Will common sense ever prevail? We’ve all seen stories on the news about a new miracle food. “Eat more carrots and your eyesight will improve,” or “Eating raspberries reduces heart disease, cancer, etc…” and what about the reports on wine and alcohol consumption? Is a glass of wine good for your health or bad? It is easy for physicians and the news media to describe foods as good or bad, but most nutritionists realize there are no such things – only good diets and bad diets. Regardless of whether the news reports are based on fact or fiction, what’s important to realize is that no single food will bring you good health or destroy your health.
Unfortunately people persist in classifying foods as healthy or unhealthy. Relying on various media and advertising adds to the confusion as terminology used implies that a food is either ‘good’ or ‘bad’ based on which term is used to describe the food. For example, ‘starch is bad because it makes you fat’, but ‘complex carbohydrates are good because they contain fiber and take longer to digest’. Look up starch in a nutrition textbook and you’ll find out that it is defined as a complex carbohydrate. Here’s another one, ‘calories are bad because they make you fat’; ‘energy is good because it gives you stamina to finish your activities’. The reality is that a calorie is a unit used to measure energy; the same way inches or miles measure distance.
HERE’S WHAT YOU NEED TO KNOW: Classifying a food or nutrient as ‘good’ or ‘bad’ and reducing concepts in nutrition to the most simple terms is usually not going to give you a correct answer. These oversimplifications are not only incorrect, but in the long run detract from achieving balanced nutrition.

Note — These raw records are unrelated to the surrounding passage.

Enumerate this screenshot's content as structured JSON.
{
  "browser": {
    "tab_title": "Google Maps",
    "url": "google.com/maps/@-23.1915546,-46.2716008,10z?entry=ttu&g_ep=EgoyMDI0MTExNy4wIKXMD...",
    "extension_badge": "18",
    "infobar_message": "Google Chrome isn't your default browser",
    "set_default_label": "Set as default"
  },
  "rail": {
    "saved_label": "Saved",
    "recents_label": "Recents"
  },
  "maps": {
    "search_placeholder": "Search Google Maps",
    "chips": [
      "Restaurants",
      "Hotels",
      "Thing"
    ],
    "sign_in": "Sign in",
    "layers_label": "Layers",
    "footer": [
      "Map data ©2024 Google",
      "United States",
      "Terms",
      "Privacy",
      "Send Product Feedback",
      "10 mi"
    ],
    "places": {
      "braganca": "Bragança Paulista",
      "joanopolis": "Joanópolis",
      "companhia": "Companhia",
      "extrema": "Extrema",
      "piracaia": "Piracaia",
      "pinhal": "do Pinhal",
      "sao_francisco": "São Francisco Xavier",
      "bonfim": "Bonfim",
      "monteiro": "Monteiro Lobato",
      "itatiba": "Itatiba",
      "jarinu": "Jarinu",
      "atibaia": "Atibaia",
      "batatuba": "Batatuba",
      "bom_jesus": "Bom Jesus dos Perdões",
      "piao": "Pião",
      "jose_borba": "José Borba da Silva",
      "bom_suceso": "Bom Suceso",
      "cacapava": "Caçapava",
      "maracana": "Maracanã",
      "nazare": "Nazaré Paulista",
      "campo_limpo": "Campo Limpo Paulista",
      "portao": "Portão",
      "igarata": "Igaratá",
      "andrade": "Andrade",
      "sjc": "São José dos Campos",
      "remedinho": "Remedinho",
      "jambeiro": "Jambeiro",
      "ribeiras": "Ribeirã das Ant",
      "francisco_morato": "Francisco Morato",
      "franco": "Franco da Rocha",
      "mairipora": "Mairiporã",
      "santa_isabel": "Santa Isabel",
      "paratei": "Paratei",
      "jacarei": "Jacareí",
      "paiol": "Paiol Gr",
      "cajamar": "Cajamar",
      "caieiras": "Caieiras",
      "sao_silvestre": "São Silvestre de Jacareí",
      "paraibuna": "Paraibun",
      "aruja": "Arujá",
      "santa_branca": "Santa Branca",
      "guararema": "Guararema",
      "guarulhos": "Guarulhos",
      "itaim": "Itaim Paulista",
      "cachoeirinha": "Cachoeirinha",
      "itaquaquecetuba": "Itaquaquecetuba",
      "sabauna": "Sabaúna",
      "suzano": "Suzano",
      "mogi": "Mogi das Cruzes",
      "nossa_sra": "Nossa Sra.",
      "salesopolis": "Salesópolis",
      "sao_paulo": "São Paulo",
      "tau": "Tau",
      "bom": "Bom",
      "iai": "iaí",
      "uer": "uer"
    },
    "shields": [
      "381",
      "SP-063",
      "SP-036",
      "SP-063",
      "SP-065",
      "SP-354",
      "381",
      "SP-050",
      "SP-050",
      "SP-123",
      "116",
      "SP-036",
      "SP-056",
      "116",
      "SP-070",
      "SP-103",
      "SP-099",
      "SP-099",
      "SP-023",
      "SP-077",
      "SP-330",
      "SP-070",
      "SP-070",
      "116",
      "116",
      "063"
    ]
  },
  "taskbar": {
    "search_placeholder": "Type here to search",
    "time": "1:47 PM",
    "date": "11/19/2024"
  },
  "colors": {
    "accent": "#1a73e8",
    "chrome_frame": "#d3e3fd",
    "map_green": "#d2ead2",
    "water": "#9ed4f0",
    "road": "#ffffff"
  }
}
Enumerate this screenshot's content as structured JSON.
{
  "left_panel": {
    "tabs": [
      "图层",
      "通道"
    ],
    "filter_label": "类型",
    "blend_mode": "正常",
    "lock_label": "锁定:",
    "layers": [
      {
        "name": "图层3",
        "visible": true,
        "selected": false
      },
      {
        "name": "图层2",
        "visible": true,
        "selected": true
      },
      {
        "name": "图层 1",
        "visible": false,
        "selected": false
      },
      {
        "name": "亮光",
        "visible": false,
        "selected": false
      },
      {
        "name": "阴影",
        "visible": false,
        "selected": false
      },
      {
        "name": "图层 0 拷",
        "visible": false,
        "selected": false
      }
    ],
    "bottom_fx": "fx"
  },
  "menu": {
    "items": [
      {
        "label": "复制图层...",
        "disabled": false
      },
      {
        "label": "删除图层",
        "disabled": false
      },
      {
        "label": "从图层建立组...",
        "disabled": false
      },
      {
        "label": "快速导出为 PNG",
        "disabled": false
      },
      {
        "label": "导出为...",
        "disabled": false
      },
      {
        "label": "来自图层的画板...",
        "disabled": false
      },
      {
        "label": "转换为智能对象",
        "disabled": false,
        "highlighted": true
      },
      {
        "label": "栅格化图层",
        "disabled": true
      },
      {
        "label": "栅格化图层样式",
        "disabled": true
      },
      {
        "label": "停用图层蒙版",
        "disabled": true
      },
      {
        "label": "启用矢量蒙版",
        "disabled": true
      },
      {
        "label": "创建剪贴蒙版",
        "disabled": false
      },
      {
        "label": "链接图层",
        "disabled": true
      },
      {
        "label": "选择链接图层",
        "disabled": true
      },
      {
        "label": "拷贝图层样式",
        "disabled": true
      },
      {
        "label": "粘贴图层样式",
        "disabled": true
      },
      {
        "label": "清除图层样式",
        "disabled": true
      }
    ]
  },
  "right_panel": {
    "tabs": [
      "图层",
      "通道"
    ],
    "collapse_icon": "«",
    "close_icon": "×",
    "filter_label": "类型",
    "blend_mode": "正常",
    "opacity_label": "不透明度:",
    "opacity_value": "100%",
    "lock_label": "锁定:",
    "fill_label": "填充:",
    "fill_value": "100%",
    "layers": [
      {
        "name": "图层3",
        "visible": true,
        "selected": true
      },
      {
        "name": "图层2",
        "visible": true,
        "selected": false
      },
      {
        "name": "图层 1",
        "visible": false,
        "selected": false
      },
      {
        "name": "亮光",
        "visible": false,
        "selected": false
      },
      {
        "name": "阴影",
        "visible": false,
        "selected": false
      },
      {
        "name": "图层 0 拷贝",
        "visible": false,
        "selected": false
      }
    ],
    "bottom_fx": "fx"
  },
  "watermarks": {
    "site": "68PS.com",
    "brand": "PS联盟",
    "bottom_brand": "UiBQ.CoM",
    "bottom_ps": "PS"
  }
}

Although nutrition and diet shouldn’t be oversimplified, it also doesn’t need to be rocket science either. A good diet is about sensible choices and choosing foods that are nutrient dense. The more nutrients you can include in your diet the more balanced your nutrition will be. You can achieve balanced nutrition most easily by including a wide variety of foods in your diet and choosing appropriate, high-quality nutritional supplements.